Records drawn from a dataset >>
----------

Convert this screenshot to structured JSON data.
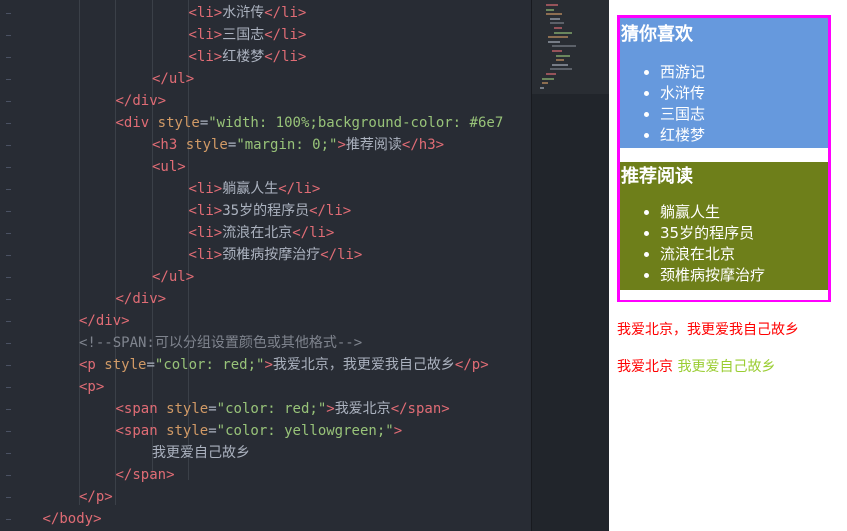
{
  "editor": {
    "lines": [
      {
        "indent": 5,
        "tokens": [
          [
            "tag",
            "<li>"
          ],
          [
            "text",
            "水浒传"
          ],
          [
            "tag",
            "</li>"
          ]
        ]
      },
      {
        "indent": 5,
        "tokens": [
          [
            "tag",
            "<li>"
          ],
          [
            "text",
            "三国志"
          ],
          [
            "tag",
            "</li>"
          ]
        ]
      },
      {
        "indent": 5,
        "tokens": [
          [
            "tag",
            "<li>"
          ],
          [
            "text",
            "红楼梦"
          ],
          [
            "tag",
            "</li>"
          ]
        ]
      },
      {
        "indent": 4,
        "tokens": [
          [
            "tag",
            "</ul>"
          ]
        ]
      },
      {
        "indent": 3,
        "tokens": [
          [
            "tag",
            "</div>"
          ]
        ]
      },
      {
        "indent": 3,
        "tokens": [
          [
            "tag",
            "<div "
          ],
          [
            "attr",
            "style"
          ],
          [
            "punct",
            "="
          ],
          [
            "str",
            "\"width: 100%;background-color: #6e7"
          ]
        ]
      },
      {
        "indent": 4,
        "tokens": [
          [
            "tag",
            "<h3 "
          ],
          [
            "attr",
            "style"
          ],
          [
            "punct",
            "="
          ],
          [
            "str",
            "\"margin: 0;\""
          ],
          [
            "tag",
            ">"
          ],
          [
            "text",
            "推荐阅读"
          ],
          [
            "tag",
            "</h3>"
          ]
        ]
      },
      {
        "indent": 4,
        "tokens": [
          [
            "tag",
            "<ul>"
          ]
        ]
      },
      {
        "indent": 5,
        "tokens": [
          [
            "tag",
            "<li>"
          ],
          [
            "text",
            "躺赢人生"
          ],
          [
            "tag",
            "</li>"
          ]
        ]
      },
      {
        "indent": 5,
        "tokens": [
          [
            "tag",
            "<li>"
          ],
          [
            "text",
            "35岁的程序员"
          ],
          [
            "tag",
            "</li>"
          ]
        ]
      },
      {
        "indent": 5,
        "tokens": [
          [
            "tag",
            "<li>"
          ],
          [
            "text",
            "流浪在北京"
          ],
          [
            "tag",
            "</li>"
          ]
        ]
      },
      {
        "indent": 5,
        "tokens": [
          [
            "tag",
            "<li>"
          ],
          [
            "text",
            "颈椎病按摩治疗"
          ],
          [
            "tag",
            "</li>"
          ]
        ]
      },
      {
        "indent": 4,
        "tokens": [
          [
            "tag",
            "</ul>"
          ]
        ]
      },
      {
        "indent": 3,
        "tokens": [
          [
            "tag",
            "</div>"
          ]
        ]
      },
      {
        "indent": 2,
        "tokens": [
          [
            "tag",
            "</div>"
          ]
        ]
      },
      {
        "indent": 2,
        "tokens": [
          [
            "comment",
            "<!--SPAN:可以分组设置颜色或其他格式-->"
          ]
        ]
      },
      {
        "indent": 2,
        "tokens": [
          [
            "tag",
            "<p "
          ],
          [
            "attr",
            "style"
          ],
          [
            "punct",
            "="
          ],
          [
            "str",
            "\"color: red;\""
          ],
          [
            "tag",
            ">"
          ],
          [
            "text",
            "我爱北京，我更爱我自己故乡"
          ],
          [
            "tag",
            "</p>"
          ]
        ]
      },
      {
        "indent": 2,
        "tokens": [
          [
            "tag",
            "<p>"
          ]
        ]
      },
      {
        "indent": 3,
        "tokens": [
          [
            "tag",
            "<span "
          ],
          [
            "attr",
            "style"
          ],
          [
            "punct",
            "="
          ],
          [
            "str",
            "\"color: red;\""
          ],
          [
            "tag",
            ">"
          ],
          [
            "text",
            "我爱北京"
          ],
          [
            "tag",
            "</span>"
          ]
        ]
      },
      {
        "indent": 3,
        "tokens": [
          [
            "tag",
            "<span "
          ],
          [
            "attr",
            "style"
          ],
          [
            "punct",
            "="
          ],
          [
            "str",
            "\"color: yellowgreen;\""
          ],
          [
            "tag",
            ">"
          ]
        ]
      },
      {
        "indent": 4,
        "tokens": [
          [
            "text",
            "我更爱自己故乡"
          ]
        ]
      },
      {
        "indent": 3,
        "tokens": [
          [
            "tag",
            "</span>"
          ]
        ]
      },
      {
        "indent": 2,
        "tokens": [
          [
            "tag",
            "</p>"
          ]
        ]
      },
      {
        "indent": 1,
        "tokens": [
          [
            "tag",
            "</body>"
          ]
        ]
      }
    ]
  },
  "preview": {
    "block1": {
      "heading": "猜你喜欢",
      "items": [
        "西游记",
        "水浒传",
        "三国志",
        "红楼梦"
      ]
    },
    "block2": {
      "heading": "推荐阅读",
      "items": [
        "躺赢人生",
        "35岁的程序员",
        "流浪在北京",
        "颈椎病按摩治疗"
      ]
    },
    "p1": "我爱北京，我更爱我自己故乡",
    "p2_red": "我爱北京",
    "p2_green": "我更爱自己故乡"
  },
  "colors": {
    "block1_bg": "#6699dd",
    "block2_bg": "#6e7f1a",
    "outer_border": "#ff00ff",
    "red": "#ff0000",
    "yellowgreen": "#9acd32"
  }
}
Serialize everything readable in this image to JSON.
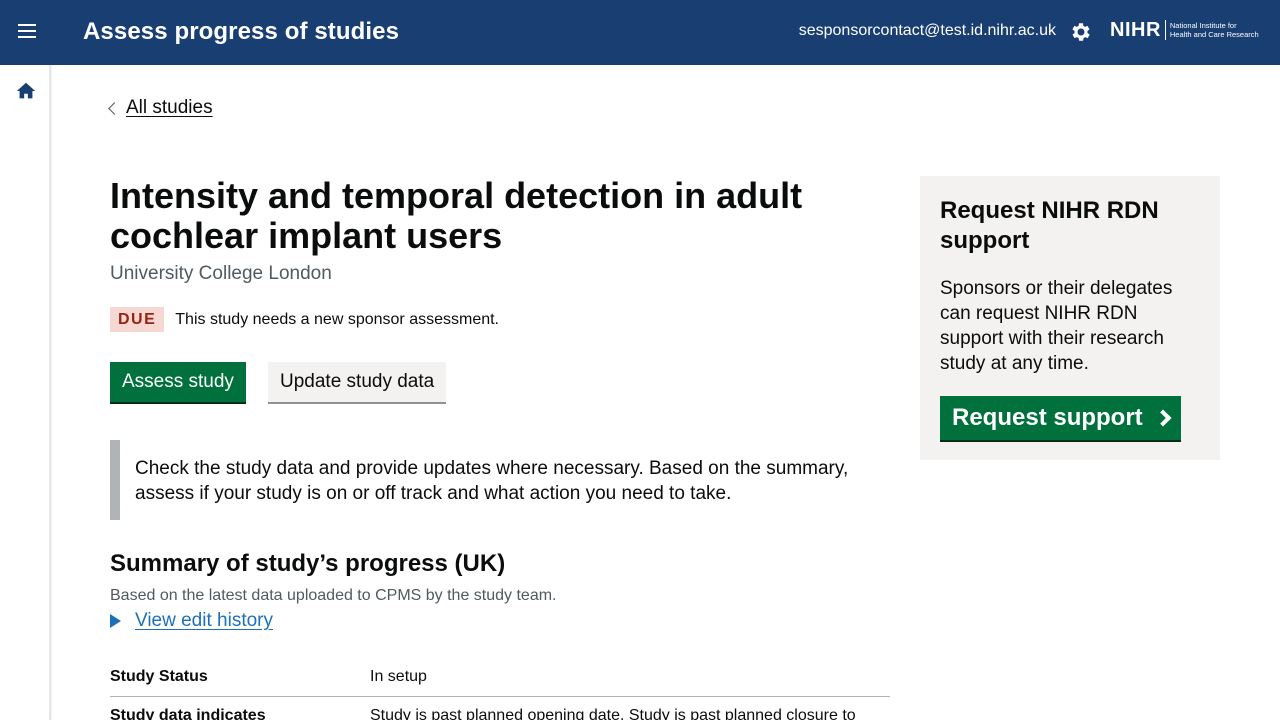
{
  "header": {
    "title": "Assess progress of studies",
    "user_email": "sesponsorcontact@test.id.nihr.ac.uk",
    "logo_main": "NIHR",
    "logo_sub_line1": "National Institute for",
    "logo_sub_line2": "Health and Care Research",
    "icons": {
      "menu": "menu-icon",
      "settings": "gear-icon",
      "home": "home-icon"
    },
    "color": "#193e72"
  },
  "breadcrumb": {
    "back_label": "All studies"
  },
  "study": {
    "title": "Intensity and temporal detection in adult cochlear implant users",
    "organisation": "University College London",
    "status_tag": "DUE",
    "status_message": "This study needs a new sponsor assessment."
  },
  "actions": {
    "assess_label": "Assess study",
    "update_label": "Update study data"
  },
  "inset_text": "Check the study data and provide updates where necessary. Based on the summary, assess if your study is on or off track and what action you need to take.",
  "summary": {
    "heading": "Summary of study’s progress (UK)",
    "subheading": "Based on the latest data uploaded to CPMS by the study team.",
    "history_link": "View edit history",
    "rows": [
      {
        "key": "Study Status",
        "value": "In setup"
      },
      {
        "key": "Study data indicates",
        "value": "Study is past planned opening date. Study is past planned closure to"
      }
    ]
  },
  "support_panel": {
    "heading": "Request NIHR RDN support",
    "body": "Sponsors or their delegates can request NIHR RDN support with their research study at any time.",
    "button_label": "Request support"
  },
  "colors": {
    "primary_green": "#00703c",
    "link_blue": "#1d70b8",
    "due_bg": "#f6d7d2",
    "due_text": "#942514"
  }
}
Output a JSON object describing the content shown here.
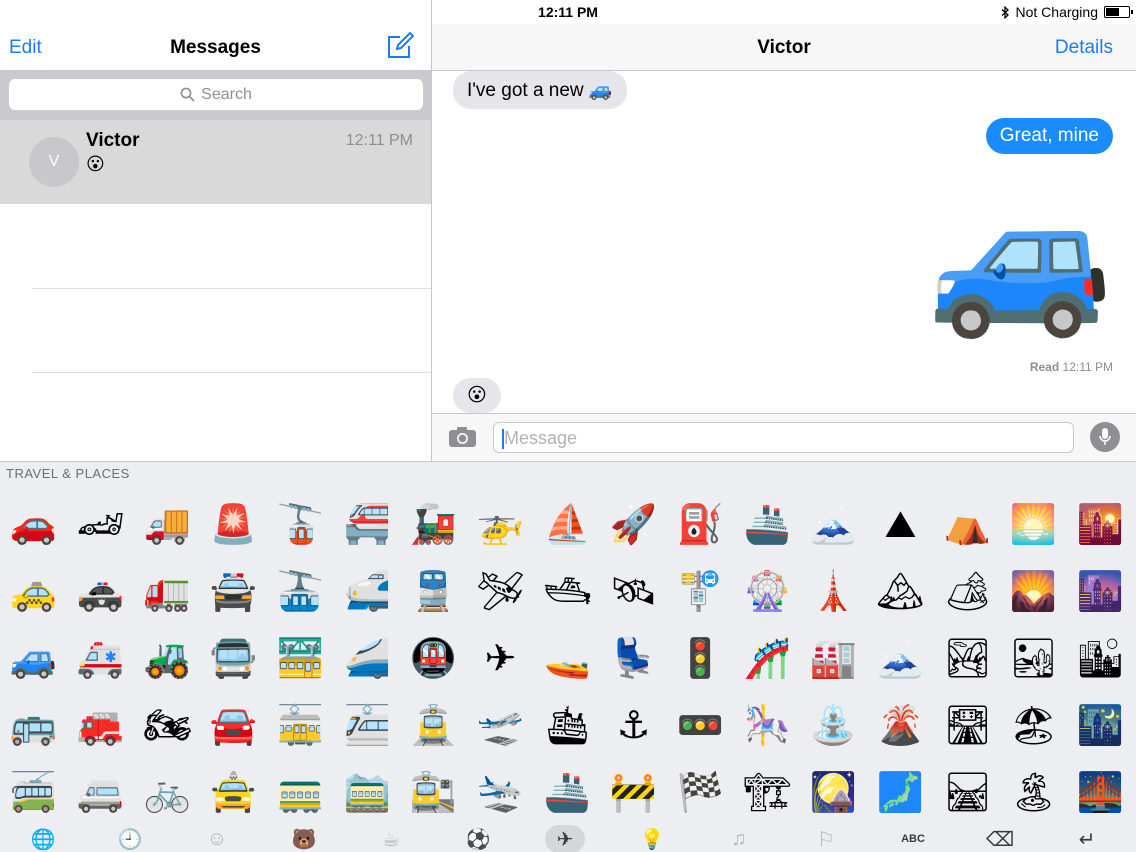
{
  "status": {
    "device": "iPad",
    "time": "12:11 PM",
    "charging": "Not Charging"
  },
  "sidebar": {
    "edit_label": "Edit",
    "title": "Messages",
    "search_placeholder": "Search",
    "conversation": {
      "avatar_initial": "V",
      "name": "Victor",
      "time": "12:11 PM",
      "preview": "😮"
    }
  },
  "chat": {
    "title": "Victor",
    "details_label": "Details",
    "messages": [
      {
        "from": "in",
        "text": "I've got a new 🚙"
      },
      {
        "from": "out",
        "text": "Great, mine"
      },
      {
        "from": "out",
        "text": "🚙"
      },
      {
        "from": "in",
        "text": "😮"
      }
    ],
    "receipt_label": "Read",
    "receipt_time": "12:11 PM",
    "input_placeholder": "Message"
  },
  "keyboard": {
    "category_label": "TRAVEL & PLACES",
    "emoji_rows": [
      [
        "🚗",
        "🏎",
        "🚚",
        "🚨",
        "🚡",
        "🚝",
        "🚂",
        "🚁",
        "⛵",
        "🚀",
        "⛽",
        "🚢",
        "🗻",
        "⛰",
        "⛺",
        "🌅",
        "🌇"
      ],
      [
        "🚕",
        "🚓",
        "🚛",
        "🚔",
        "🚠",
        "🚅",
        "🚆",
        "🛩",
        "🛥",
        "🛰",
        "🚏",
        "🎡",
        "🗼",
        "🏔",
        "🏕",
        "🌄",
        "🌆"
      ],
      [
        "🚙",
        "🚑",
        "🚜",
        "🚍",
        "🚟",
        "🚄",
        "🚇",
        "✈",
        "🚤",
        "💺",
        "🚦",
        "🎢",
        "🏭",
        "🗻",
        "🏞",
        "🏜",
        "🏙"
      ],
      [
        "🚌",
        "🚒",
        "🏍",
        "🚘",
        "🚋",
        "🚈",
        "🚊",
        "🛫",
        "🛳",
        "⚓",
        "🚥",
        "🎠",
        "⛲",
        "🌋",
        "🛣",
        "🏖",
        "🌃"
      ],
      [
        "🚎",
        "🚐",
        "🚲",
        "🚖",
        "🚃",
        "🚞",
        "🚉",
        "🛬",
        "🚢",
        "🚧",
        "🏁",
        "🏗",
        "🎑",
        "🗾",
        "🛤",
        "🏝",
        "🌉"
      ]
    ],
    "tabs": [
      {
        "name": "globe-icon",
        "glyph": "🌐",
        "state": "dark"
      },
      {
        "name": "recent-icon",
        "glyph": "🕘",
        "state": "dim"
      },
      {
        "name": "smiley-icon",
        "glyph": "☺",
        "state": "dim"
      },
      {
        "name": "animal-icon",
        "glyph": "🐻",
        "state": "dim"
      },
      {
        "name": "food-icon",
        "glyph": "☕",
        "state": "dim"
      },
      {
        "name": "activity-icon",
        "glyph": "⚽",
        "state": "dim"
      },
      {
        "name": "travel-icon",
        "glyph": "✈",
        "state": "selected"
      },
      {
        "name": "objects-icon",
        "glyph": "💡",
        "state": "dim"
      },
      {
        "name": "symbols-icon",
        "glyph": "♫",
        "state": "dim"
      },
      {
        "name": "flags-icon",
        "glyph": "⚐",
        "state": "dim"
      },
      {
        "name": "abc-key",
        "glyph": "ABC",
        "state": "abc"
      },
      {
        "name": "delete-icon",
        "glyph": "⌫",
        "state": "dark"
      },
      {
        "name": "return-icon",
        "glyph": "↵",
        "state": "dark"
      }
    ]
  },
  "colors": {
    "accent": "#1a7cf5",
    "outgoing_bubble": "#1a8cff",
    "incoming_bubble": "#e5e5ea",
    "selected_row": "#d9d9d9"
  }
}
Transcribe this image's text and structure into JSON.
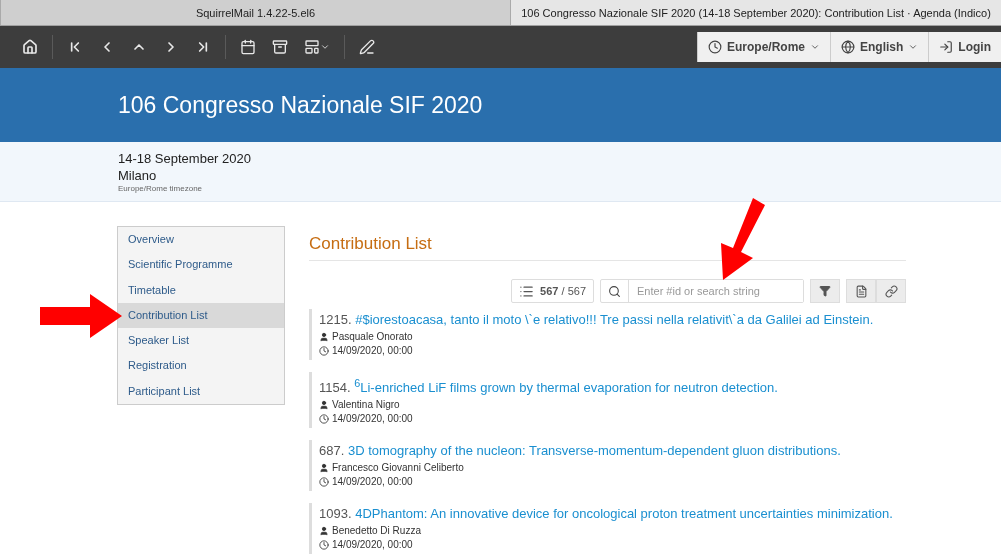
{
  "browser_tabs": [
    {
      "label": "SquirrelMail 1.4.22-5.el6",
      "selected": false
    },
    {
      "label": "106 Congresso Nazionale SIF 2020 (14-18 September 2020): Contribution List · Agenda (Indico)",
      "selected": true
    }
  ],
  "toolbar": {
    "timezone": "Europe/Rome",
    "language": "English",
    "login": "Login"
  },
  "header": {
    "title": "106 Congresso Nazionale SIF 2020",
    "dates": "14-18 September 2020",
    "venue": "Milano",
    "timezone_note": "Europe/Rome timezone"
  },
  "sidebar": {
    "items": [
      {
        "label": "Overview",
        "selected": false
      },
      {
        "label": "Scientific Programme",
        "selected": false
      },
      {
        "label": "Timetable",
        "selected": false
      },
      {
        "label": "Contribution List",
        "selected": true
      },
      {
        "label": "Speaker List",
        "selected": false
      },
      {
        "label": "Registration",
        "selected": false
      },
      {
        "label": "Participant List",
        "selected": false
      }
    ]
  },
  "content": {
    "title": "Contribution List",
    "count": "567",
    "total": "/ 567",
    "search": {
      "placeholder": "Enter #id or search string"
    },
    "contributions": [
      {
        "id": "1215.",
        "title": "#$iorestoacasa, tanto il moto \\`e relativo!!! Tre passi nella relativit\\`a da Galilei ad Einstein.",
        "speaker": "Pasquale Onorato",
        "time": "14/09/2020, 00:00"
      },
      {
        "id": "1154.",
        "title": "$^{6}$Li-enriched LiF films grown by thermal evaporation for neutron detection.",
        "speaker": "Valentina Nigro",
        "time": "14/09/2020, 00:00"
      },
      {
        "id": "687.",
        "title": "3D tomography of the nucleon: Transverse-momentum-dependent gluon distributions.",
        "speaker": "Francesco Giovanni Celiberto",
        "time": "14/09/2020, 00:00"
      },
      {
        "id": "1093.",
        "title": "4DPhantom: An innovative device for oncological proton treatment uncertainties minimization.",
        "speaker": "Benedetto Di Ruzza",
        "time": "14/09/2020, 00:00"
      }
    ]
  }
}
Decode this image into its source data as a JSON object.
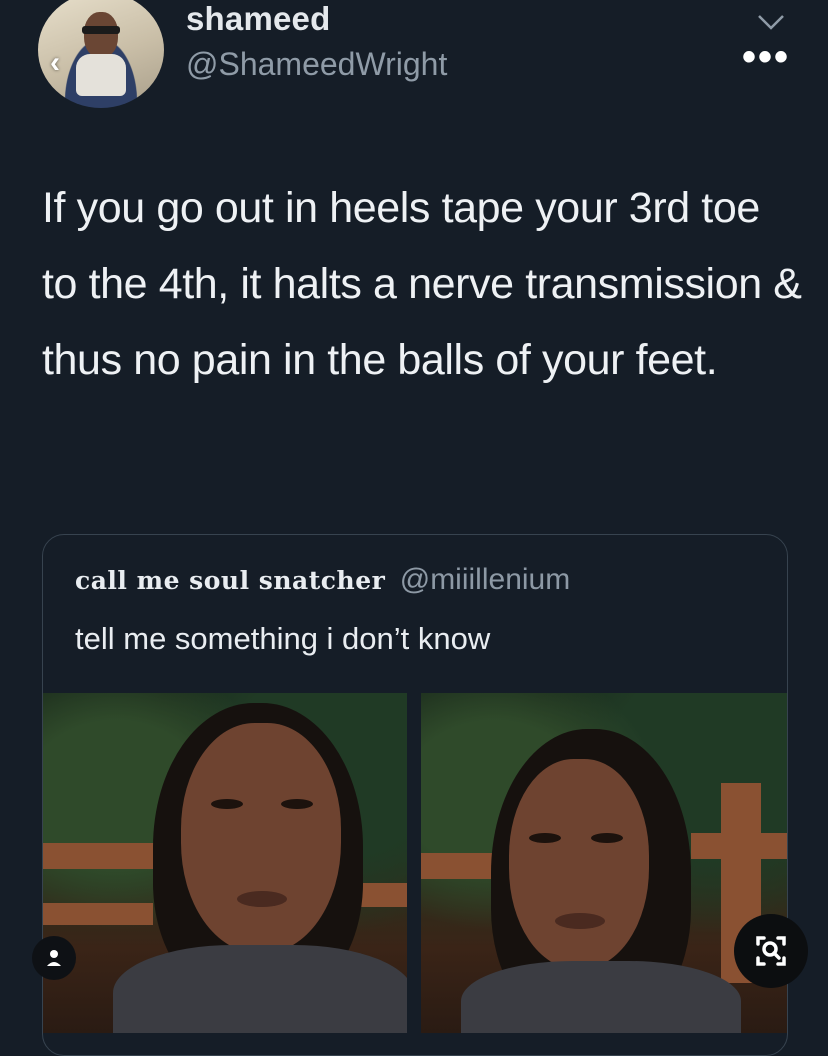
{
  "tweet": {
    "author_name": "shameed",
    "author_handle": "@ShameedWright",
    "text": "If you go out in heels tape your 3rd toe to the 4th, it halts a nerve transmission & thus no pain in the balls of your feet."
  },
  "quoted_tweet": {
    "author_name": "call me soul snatcher",
    "author_handle": "@miiillenium",
    "text": "tell me something i don’t know"
  },
  "controls": {
    "back_glyph": "‹",
    "more_glyph": "•••",
    "icons": [
      "back-icon",
      "chevron-down-icon",
      "more-icon",
      "person-icon",
      "visual-search-icon"
    ]
  },
  "colors": {
    "background": "#151d27",
    "primary_text": "#eef1f4",
    "secondary_text": "#8f9ba7",
    "border": "#37434f"
  }
}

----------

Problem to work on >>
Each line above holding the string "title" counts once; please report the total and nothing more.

Completed task >>
10